Because honestly, how many complaints are there against Uber now? It seems to me that there is almost no limit to how many complaints, class actions, and reports of rape and assault could flow like water off a VC’s back. Otherwise shouldn’t it be making some kind of difference by now? I would like it to matter, and I’m discouraged. You read in one breath about the latest alleged assault, and you read in the next breath about how they just closed Round Q. In what way does a class action matter to a VC? Would they care because having to pay a settlement reduces the amount available as profit? My perception is that they are infinitely blase, and simply spend money on a legal department, which is probably something they were expecting to have to do eventually.
What are the effective vectors of attack (thanks diptherio for putting it this way) against private companies with VC money, for whom we do not have the benefit of SEC filings? I am grateful to Richard Smith for his stories that, among their other pleasures, point you towards the means of detective work like opencorporates.com and the various corporation registries as a place to get some cold facts. Can we get smarter earlier about VC as an ongoing engine that turns these radical pilot projects out every year, rather than just fighting the project? I’m sure they can anoint more little Kalanicks and Busques to be their point person. Hating them doesn’t get to the root cause. What are the vectors of attack against the VC firms themselves, if there are any? (The Naked Capitalism document trove of PE agreements comes to mind. Would this ever matter to them practically? Are leaks a useful vector of attack against private capital?)
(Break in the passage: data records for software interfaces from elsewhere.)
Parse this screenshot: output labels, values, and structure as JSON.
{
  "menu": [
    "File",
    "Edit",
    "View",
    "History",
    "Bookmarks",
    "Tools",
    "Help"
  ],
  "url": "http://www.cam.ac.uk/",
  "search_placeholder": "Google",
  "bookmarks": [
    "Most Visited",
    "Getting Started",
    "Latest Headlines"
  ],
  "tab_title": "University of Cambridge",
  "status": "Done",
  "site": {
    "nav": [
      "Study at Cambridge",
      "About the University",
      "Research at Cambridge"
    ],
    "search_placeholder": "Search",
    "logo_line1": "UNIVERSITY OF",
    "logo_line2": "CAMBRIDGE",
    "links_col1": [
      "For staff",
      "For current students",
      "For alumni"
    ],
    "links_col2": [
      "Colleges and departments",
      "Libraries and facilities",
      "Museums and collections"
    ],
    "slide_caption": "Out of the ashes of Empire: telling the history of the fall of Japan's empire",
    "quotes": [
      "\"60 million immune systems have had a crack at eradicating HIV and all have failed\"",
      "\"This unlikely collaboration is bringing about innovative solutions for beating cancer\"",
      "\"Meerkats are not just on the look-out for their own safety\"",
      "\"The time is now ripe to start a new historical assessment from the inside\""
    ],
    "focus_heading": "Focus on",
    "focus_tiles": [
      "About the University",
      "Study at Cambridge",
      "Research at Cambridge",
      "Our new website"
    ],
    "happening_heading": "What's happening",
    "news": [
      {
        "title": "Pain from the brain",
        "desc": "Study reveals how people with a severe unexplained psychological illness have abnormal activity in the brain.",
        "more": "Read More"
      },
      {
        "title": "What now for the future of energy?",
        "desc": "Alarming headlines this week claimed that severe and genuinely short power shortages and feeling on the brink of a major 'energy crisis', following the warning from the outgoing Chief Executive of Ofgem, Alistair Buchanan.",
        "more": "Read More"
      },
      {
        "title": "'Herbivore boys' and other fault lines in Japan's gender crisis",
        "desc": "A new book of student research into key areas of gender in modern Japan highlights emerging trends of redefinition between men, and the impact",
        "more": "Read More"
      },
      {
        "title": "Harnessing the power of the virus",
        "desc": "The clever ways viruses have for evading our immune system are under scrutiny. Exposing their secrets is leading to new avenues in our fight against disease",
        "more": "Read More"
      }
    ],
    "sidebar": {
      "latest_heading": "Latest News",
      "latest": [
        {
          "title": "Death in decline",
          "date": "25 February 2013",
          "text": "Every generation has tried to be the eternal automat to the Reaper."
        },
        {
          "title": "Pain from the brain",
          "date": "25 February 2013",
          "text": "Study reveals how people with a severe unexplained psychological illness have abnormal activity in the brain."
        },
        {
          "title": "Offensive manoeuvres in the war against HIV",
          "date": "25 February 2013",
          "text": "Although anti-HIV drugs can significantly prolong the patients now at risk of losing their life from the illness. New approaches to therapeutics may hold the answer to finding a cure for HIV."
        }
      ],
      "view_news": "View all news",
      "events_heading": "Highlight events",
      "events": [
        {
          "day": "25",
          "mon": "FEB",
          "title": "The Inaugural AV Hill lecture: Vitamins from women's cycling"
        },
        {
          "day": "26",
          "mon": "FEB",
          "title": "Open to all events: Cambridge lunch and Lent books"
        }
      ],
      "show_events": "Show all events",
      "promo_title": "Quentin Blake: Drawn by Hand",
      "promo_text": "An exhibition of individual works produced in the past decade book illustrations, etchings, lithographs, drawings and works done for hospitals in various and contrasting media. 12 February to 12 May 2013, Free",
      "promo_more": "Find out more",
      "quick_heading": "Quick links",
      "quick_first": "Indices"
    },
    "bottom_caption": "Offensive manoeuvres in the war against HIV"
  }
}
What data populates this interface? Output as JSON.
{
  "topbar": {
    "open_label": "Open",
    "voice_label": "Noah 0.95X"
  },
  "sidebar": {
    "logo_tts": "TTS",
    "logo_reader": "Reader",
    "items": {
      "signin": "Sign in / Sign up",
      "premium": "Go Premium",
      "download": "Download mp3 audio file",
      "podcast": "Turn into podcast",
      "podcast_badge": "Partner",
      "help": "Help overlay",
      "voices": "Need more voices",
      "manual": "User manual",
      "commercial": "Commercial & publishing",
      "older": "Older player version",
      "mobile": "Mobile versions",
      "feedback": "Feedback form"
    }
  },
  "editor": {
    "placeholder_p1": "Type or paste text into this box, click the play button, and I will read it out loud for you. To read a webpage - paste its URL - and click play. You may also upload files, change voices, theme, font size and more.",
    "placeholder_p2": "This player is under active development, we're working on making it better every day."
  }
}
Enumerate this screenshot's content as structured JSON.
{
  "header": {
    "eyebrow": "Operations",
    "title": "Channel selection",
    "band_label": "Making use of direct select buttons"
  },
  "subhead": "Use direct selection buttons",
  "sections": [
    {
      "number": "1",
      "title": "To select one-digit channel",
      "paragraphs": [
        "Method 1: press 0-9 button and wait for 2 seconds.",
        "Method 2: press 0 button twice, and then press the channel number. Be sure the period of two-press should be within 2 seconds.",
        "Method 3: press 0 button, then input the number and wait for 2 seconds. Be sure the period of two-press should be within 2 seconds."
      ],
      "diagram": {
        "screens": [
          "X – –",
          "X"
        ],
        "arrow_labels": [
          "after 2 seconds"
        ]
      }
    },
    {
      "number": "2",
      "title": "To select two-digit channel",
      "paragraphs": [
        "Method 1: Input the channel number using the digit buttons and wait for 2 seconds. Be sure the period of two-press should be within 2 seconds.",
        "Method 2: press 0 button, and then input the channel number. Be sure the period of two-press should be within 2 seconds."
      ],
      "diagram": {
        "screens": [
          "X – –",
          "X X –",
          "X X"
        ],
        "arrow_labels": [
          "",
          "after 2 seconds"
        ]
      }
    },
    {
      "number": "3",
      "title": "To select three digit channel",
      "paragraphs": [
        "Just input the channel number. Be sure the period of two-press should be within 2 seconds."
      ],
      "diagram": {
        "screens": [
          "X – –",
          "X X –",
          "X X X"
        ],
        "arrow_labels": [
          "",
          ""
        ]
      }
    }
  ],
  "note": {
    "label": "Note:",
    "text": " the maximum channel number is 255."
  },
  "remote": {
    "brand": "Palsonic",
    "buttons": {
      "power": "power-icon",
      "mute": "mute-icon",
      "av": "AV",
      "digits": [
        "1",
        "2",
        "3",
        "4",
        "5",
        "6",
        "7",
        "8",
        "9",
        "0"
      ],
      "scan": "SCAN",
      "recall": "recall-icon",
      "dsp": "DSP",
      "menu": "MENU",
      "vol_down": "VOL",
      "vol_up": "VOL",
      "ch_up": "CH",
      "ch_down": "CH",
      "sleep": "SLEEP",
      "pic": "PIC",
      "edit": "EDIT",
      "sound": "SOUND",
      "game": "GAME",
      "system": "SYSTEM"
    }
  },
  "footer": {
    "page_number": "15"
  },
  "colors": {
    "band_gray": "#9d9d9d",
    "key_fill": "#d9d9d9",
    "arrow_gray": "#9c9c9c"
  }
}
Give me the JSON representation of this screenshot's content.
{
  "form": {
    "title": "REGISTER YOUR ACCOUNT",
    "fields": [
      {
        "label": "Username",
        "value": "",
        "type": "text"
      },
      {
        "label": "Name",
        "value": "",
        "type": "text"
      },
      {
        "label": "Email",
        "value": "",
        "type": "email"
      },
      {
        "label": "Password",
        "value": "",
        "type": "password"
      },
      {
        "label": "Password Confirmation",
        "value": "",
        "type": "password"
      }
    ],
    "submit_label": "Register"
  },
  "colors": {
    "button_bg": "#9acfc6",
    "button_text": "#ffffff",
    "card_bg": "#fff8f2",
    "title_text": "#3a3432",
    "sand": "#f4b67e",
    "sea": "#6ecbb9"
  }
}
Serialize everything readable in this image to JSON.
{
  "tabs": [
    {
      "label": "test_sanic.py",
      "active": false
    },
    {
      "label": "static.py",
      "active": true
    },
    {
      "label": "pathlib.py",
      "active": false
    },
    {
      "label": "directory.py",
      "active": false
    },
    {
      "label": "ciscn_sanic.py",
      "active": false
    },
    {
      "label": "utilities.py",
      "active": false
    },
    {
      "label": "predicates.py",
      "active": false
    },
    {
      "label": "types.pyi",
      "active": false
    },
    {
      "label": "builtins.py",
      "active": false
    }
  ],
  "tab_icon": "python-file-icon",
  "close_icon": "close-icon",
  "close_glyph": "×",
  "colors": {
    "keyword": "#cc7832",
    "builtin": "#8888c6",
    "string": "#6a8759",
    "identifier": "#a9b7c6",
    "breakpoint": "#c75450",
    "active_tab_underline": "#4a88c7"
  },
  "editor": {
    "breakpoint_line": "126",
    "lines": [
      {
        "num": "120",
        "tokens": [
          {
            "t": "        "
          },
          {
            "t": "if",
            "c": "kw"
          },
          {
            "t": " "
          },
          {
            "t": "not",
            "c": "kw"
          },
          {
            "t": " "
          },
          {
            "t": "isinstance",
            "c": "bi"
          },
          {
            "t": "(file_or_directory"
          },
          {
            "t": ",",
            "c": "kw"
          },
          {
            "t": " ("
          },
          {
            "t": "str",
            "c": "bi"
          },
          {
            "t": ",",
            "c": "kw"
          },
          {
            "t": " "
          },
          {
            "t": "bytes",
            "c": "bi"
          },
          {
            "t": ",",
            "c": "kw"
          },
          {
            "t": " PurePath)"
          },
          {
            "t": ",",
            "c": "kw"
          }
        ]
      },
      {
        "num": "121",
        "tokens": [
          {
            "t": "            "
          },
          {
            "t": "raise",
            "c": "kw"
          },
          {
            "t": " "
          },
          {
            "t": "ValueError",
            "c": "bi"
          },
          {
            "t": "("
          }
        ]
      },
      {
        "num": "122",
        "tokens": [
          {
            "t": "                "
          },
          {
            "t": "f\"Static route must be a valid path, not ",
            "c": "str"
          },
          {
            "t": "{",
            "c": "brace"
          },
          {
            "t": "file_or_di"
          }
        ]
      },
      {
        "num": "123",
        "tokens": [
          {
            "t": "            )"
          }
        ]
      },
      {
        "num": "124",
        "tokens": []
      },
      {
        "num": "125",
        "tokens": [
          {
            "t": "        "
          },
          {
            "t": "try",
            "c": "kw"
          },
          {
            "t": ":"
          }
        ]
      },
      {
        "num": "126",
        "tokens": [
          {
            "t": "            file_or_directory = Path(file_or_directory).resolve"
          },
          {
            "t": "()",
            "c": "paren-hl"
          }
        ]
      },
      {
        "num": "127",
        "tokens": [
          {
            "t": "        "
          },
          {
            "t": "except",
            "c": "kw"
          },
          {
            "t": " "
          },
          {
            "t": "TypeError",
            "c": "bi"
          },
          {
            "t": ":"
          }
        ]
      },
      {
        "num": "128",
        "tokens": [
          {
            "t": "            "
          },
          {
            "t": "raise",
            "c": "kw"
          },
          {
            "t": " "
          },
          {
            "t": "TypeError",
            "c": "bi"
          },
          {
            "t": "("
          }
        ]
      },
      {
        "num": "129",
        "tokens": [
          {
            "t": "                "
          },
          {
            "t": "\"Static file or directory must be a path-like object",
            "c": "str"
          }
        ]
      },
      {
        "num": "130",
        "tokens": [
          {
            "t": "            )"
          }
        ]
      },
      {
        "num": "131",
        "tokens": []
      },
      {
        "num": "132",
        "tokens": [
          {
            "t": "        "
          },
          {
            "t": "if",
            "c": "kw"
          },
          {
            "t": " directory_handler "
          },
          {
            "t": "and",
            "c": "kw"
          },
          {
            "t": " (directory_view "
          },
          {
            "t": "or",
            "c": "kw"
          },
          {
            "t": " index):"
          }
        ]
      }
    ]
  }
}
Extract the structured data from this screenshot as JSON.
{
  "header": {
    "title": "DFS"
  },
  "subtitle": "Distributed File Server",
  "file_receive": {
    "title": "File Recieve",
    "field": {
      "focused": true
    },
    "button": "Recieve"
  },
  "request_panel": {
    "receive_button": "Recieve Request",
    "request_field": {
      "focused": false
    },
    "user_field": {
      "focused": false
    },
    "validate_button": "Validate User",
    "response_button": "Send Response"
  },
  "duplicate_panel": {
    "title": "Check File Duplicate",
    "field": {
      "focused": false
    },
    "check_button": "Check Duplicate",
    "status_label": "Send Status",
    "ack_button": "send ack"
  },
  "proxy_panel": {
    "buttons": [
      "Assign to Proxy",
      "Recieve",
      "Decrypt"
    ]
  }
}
Pretty weak article for a supposed intellectual.
For one thing, no mention was made concerning the effects of the sharing economy on sectors outside the service space.
For Uber – the addition of thousands of cars circling roads in any given city has a large impact on traffic. A very simple thought process reveals that Uber usage actually increases the miles driven per trip – as the Uber driver must go to the customer – with the only potential benefit being less cars parked.
The taxi medallion system was not originally created to enshrine taxi medallion owners – it was created because there were so many taxis in LaGuardia’s time that a cab driver was synonymous with thief and rapist.
Equally the institutionalized lying by Uber drivers using personal auto insurance while commercially driving – how is this a good thing?